- _EXERCISE REQUIREMENTS_:
Report each line below that carries the word "JSON".

- _DATA EXTRACTS_:

= = = =

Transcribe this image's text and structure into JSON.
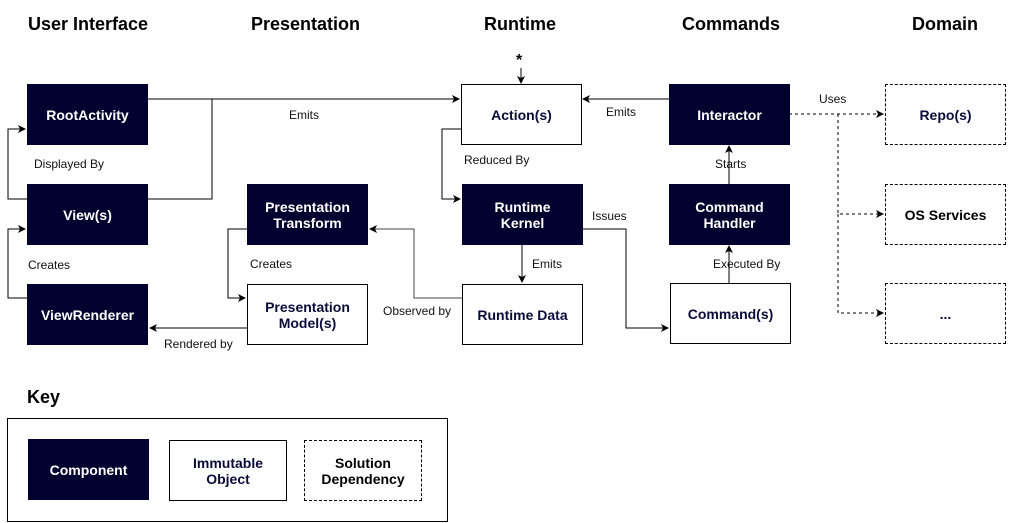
{
  "columns": {
    "user_interface": "User Interface",
    "presentation": "Presentation",
    "runtime": "Runtime",
    "commands": "Commands",
    "domain": "Domain"
  },
  "nodes": {
    "root_activity": {
      "label": "RootActivity",
      "kind": "component"
    },
    "views": {
      "label": "View(s)",
      "kind": "component"
    },
    "view_renderer": {
      "label": "ViewRenderer",
      "kind": "component"
    },
    "presentation_transform": {
      "label": "Presentation Transform",
      "kind": "component"
    },
    "presentation_models": {
      "label": "Presentation Model(s)",
      "kind": "immutable"
    },
    "actions": {
      "label": "Action(s)",
      "kind": "immutable"
    },
    "runtime_kernel": {
      "label": "Runtime Kernel",
      "kind": "component"
    },
    "runtime_data": {
      "label": "Runtime Data",
      "kind": "immutable"
    },
    "interactor": {
      "label": "Interactor",
      "kind": "component"
    },
    "command_handler": {
      "label": "Command Handler",
      "kind": "component"
    },
    "commands": {
      "label": "Command(s)",
      "kind": "immutable"
    },
    "repos": {
      "label": "Repo(s)",
      "kind": "dependency"
    },
    "os_services": {
      "label": "OS Services",
      "kind": "dependency"
    },
    "more": {
      "label": "...",
      "kind": "dependency"
    }
  },
  "edges": {
    "views_emits_actions": "Emits",
    "root_displayed_by_views": "Displayed By",
    "renderer_creates_views": "Creates",
    "models_rendered_by_renderer": "Rendered by",
    "transform_creates_models": "Creates",
    "data_observed_by_transform": "Observed by",
    "actions_reduced_by_kernel": "Reduced By",
    "kernel_emits_data": "Emits",
    "kernel_issues_commands": "Issues",
    "interactor_emits_actions": "Emits",
    "handler_starts_interactor": "Starts",
    "commands_executed_by_handler": "Executed By",
    "interactor_uses_domain": "Uses"
  },
  "external_input_marker": "*",
  "key": {
    "title": "Key",
    "component": "Component",
    "immutable": "Immutable Object",
    "dependency": "Solution Dependency"
  },
  "colors": {
    "component_fill": "#02002e",
    "component_text": "#ffffff",
    "immutable_text": "#0b0b3a",
    "line": "#000000"
  }
}
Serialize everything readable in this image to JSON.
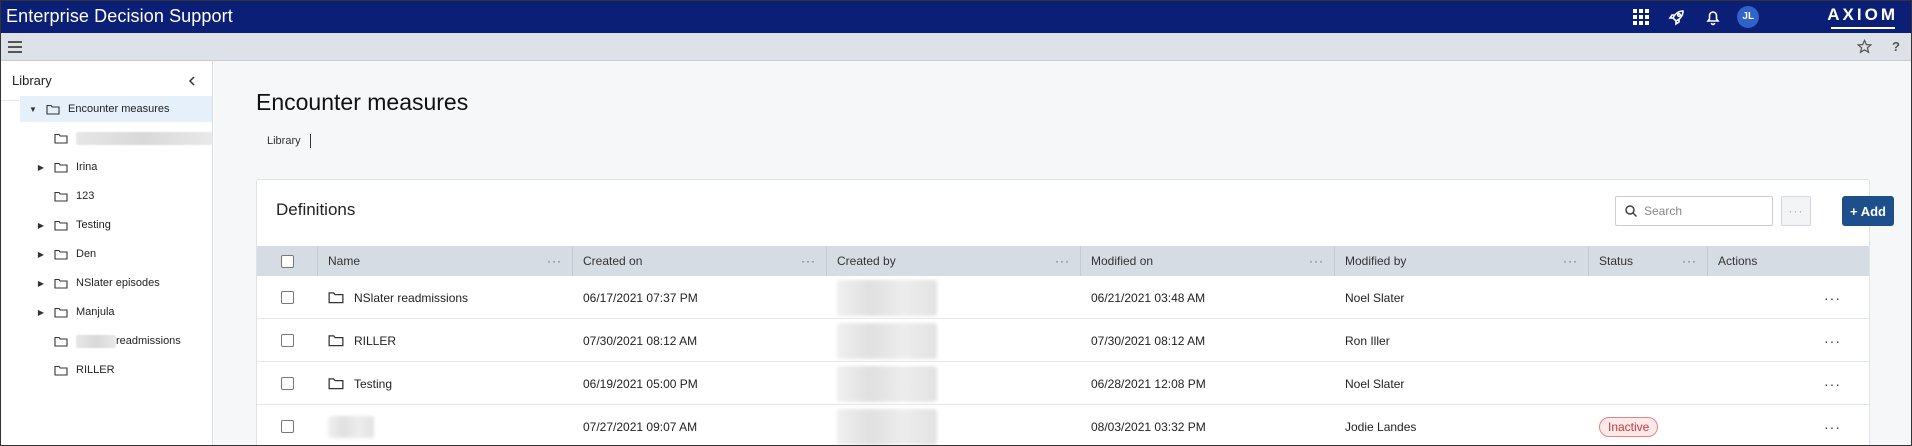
{
  "app": {
    "title": "Enterprise Decision Support",
    "brand": "AXIOM",
    "user_initials": "JL"
  },
  "topbar_icons": [
    "apps-grid-icon",
    "rocket-icon",
    "bell-icon"
  ],
  "subbar_icons": [
    "hamburger-menu-icon",
    "star-icon",
    "help-icon"
  ],
  "sidebar": {
    "title": "Library",
    "items": [
      {
        "label": "Encounter measures",
        "expanded": true,
        "selected": true,
        "has_children": true
      },
      {
        "label": "",
        "redacted": true,
        "has_children": false
      },
      {
        "label": "Irina",
        "has_children": true
      },
      {
        "label": "123",
        "has_children": false
      },
      {
        "label": "Testing",
        "has_children": true
      },
      {
        "label": "Den",
        "has_children": true
      },
      {
        "label": "NSlater episodes",
        "has_children": true
      },
      {
        "label": "Manjula",
        "has_children": true
      },
      {
        "label": "readmissions",
        "prefix_redacted": true,
        "has_children": false
      },
      {
        "label": "RILLER",
        "has_children": false
      }
    ]
  },
  "page": {
    "title": "Encounter measures",
    "breadcrumb": "Library"
  },
  "definitions": {
    "title": "Definitions",
    "search_placeholder": "Search",
    "more_label": "···",
    "add_label": "+ Add",
    "columns": [
      "Name",
      "Created on",
      "Created by",
      "Modified on",
      "Modified by",
      "Status",
      "Actions"
    ],
    "rows": [
      {
        "name": "NSlater readmissions",
        "is_folder": true,
        "created_on": "06/17/2021 07:37 PM",
        "modified_on": "06/21/2021 03:48 AM",
        "modified_by": "Noel Slater",
        "status": ""
      },
      {
        "name": "RILLER",
        "is_folder": true,
        "created_on": "07/30/2021 08:12 AM",
        "modified_on": "07/30/2021 08:12 AM",
        "modified_by": "Ron Iller",
        "status": ""
      },
      {
        "name": "Testing",
        "is_folder": true,
        "created_on": "06/19/2021 05:00 PM",
        "modified_on": "06/28/2021 12:08 PM",
        "modified_by": "Noel Slater",
        "status": ""
      },
      {
        "name": "",
        "is_folder": false,
        "created_on": "07/27/2021 09:07 AM",
        "modified_on": "08/03/2021 03:32 PM",
        "modified_by": "Jodie Landes",
        "status": "Inactive"
      }
    ],
    "actions_label": "···"
  },
  "colors": {
    "topbar": "#0b1f77",
    "accent": "#1d4f8c",
    "inactive": "#c23b3b"
  }
}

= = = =

- _RESPONSE BOX_:
Transcribe this image's text and structure into JSON.
Serialize everything readable in this image to JSON.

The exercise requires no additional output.